* [Required work]: Copy each line of the listing below where the word "Updated" turns up.

* [Dataset content]:
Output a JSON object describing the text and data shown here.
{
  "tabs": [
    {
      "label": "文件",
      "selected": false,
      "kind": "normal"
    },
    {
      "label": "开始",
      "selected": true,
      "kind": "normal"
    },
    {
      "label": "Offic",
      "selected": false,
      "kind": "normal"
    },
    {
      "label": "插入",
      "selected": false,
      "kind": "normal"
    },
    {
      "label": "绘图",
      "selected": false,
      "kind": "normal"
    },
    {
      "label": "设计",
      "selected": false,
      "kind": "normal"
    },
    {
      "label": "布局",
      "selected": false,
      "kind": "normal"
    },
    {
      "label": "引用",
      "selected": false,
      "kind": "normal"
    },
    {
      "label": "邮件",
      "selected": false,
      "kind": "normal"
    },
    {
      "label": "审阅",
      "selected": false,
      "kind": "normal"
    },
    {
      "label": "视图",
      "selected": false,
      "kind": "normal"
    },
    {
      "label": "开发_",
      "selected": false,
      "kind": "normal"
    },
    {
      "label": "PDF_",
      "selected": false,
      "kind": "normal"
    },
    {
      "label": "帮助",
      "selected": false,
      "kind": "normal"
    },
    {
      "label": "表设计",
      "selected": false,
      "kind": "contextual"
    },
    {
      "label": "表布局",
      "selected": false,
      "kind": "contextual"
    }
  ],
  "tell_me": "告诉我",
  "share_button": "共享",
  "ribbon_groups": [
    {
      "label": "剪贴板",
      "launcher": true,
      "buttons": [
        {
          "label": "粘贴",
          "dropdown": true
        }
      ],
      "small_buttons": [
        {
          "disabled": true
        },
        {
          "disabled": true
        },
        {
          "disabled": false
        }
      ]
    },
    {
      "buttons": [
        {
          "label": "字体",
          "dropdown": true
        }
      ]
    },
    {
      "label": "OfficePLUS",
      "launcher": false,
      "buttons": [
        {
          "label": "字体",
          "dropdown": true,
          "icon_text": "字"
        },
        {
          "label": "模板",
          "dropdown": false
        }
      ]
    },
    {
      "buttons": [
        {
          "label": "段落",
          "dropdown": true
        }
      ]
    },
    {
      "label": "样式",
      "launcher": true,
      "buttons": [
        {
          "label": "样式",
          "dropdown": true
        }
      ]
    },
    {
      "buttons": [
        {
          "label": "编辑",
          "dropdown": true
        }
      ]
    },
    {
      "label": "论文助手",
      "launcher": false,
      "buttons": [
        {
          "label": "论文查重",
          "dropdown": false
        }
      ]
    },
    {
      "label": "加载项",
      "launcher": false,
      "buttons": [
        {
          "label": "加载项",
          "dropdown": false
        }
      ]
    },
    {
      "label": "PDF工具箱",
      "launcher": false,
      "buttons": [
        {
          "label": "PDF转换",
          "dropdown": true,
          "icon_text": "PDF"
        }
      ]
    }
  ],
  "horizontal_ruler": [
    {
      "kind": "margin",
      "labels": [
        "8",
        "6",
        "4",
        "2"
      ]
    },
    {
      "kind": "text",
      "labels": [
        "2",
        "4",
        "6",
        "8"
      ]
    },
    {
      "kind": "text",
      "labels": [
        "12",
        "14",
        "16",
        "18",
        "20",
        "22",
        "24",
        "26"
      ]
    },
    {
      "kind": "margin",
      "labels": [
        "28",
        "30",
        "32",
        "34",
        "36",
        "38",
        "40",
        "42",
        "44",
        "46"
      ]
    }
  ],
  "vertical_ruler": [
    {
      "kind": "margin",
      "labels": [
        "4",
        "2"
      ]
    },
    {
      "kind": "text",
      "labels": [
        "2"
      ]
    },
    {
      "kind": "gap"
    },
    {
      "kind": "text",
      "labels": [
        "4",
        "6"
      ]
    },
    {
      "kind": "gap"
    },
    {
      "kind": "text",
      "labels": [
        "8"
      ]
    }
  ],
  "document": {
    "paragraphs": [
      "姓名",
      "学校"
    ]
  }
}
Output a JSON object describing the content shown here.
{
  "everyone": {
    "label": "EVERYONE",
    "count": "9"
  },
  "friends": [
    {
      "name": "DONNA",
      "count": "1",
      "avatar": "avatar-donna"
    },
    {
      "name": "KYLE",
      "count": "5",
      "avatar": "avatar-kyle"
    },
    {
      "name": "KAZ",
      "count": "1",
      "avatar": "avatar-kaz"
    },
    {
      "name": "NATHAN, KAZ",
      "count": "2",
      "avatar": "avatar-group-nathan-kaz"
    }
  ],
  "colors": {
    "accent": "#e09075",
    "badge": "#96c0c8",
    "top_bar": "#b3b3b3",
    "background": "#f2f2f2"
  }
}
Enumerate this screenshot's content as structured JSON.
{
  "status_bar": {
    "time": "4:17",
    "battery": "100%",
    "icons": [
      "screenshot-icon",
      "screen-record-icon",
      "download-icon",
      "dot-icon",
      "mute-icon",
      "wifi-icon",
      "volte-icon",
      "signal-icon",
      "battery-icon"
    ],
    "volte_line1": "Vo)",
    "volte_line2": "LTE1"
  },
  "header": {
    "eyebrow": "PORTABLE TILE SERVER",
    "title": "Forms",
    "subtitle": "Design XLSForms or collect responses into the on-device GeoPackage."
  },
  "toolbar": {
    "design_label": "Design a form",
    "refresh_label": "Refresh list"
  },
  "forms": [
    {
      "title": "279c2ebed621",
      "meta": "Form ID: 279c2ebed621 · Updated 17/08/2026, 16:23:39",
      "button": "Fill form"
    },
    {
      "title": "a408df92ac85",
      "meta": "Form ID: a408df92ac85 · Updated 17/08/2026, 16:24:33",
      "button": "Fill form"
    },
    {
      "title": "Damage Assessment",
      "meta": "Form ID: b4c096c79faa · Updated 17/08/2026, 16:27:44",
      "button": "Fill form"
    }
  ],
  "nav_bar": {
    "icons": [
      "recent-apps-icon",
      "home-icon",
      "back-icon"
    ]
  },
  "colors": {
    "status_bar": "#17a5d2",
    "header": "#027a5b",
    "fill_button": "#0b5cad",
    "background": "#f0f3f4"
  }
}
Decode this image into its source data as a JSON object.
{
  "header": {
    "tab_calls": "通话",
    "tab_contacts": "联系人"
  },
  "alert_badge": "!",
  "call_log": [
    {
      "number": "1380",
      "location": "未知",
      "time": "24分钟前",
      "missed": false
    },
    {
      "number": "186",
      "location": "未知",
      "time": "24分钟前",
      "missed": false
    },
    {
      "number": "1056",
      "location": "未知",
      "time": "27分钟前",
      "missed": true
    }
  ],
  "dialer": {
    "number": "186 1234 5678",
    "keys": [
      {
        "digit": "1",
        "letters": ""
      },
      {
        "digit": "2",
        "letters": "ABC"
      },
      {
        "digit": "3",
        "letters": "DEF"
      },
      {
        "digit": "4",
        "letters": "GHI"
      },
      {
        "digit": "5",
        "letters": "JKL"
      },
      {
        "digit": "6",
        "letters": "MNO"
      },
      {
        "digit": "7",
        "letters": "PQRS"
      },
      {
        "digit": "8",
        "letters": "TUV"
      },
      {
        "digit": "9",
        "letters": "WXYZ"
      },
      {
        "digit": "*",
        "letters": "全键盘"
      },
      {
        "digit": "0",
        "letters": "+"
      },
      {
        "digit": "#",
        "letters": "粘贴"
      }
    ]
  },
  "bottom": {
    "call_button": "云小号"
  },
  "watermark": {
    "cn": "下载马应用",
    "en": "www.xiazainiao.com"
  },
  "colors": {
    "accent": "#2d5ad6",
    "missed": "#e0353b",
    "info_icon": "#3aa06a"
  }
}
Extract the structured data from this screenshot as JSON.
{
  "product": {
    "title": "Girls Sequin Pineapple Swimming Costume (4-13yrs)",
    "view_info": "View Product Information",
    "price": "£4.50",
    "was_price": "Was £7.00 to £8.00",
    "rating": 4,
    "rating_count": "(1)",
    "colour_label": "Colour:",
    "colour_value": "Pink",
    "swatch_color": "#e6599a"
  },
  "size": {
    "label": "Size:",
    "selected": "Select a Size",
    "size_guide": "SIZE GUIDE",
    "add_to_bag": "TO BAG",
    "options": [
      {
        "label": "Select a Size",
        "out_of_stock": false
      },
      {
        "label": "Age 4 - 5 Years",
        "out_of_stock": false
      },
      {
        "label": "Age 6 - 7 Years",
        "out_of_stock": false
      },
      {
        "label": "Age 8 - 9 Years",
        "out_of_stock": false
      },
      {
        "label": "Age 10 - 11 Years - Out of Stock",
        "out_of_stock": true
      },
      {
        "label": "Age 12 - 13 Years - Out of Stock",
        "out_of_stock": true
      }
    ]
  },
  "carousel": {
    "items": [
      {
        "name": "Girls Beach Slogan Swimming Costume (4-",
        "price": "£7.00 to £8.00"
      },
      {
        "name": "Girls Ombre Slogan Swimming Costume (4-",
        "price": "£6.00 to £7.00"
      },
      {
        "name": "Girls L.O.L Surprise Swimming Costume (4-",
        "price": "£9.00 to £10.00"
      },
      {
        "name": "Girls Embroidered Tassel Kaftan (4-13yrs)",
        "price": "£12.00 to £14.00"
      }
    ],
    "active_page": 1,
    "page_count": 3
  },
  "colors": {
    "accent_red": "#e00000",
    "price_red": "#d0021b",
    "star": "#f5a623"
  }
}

* [Finished exercise]:
      "meta": "Form ID: 279c2ebed621 · Updated 17/08/2026, 16:23:39",
      "meta": "Form ID: a408df92ac85 · Updated 17/08/2026, 16:24:33",
      "meta": "Form ID: b4c096c79faa · Updated 17/08/2026, 16:27:44",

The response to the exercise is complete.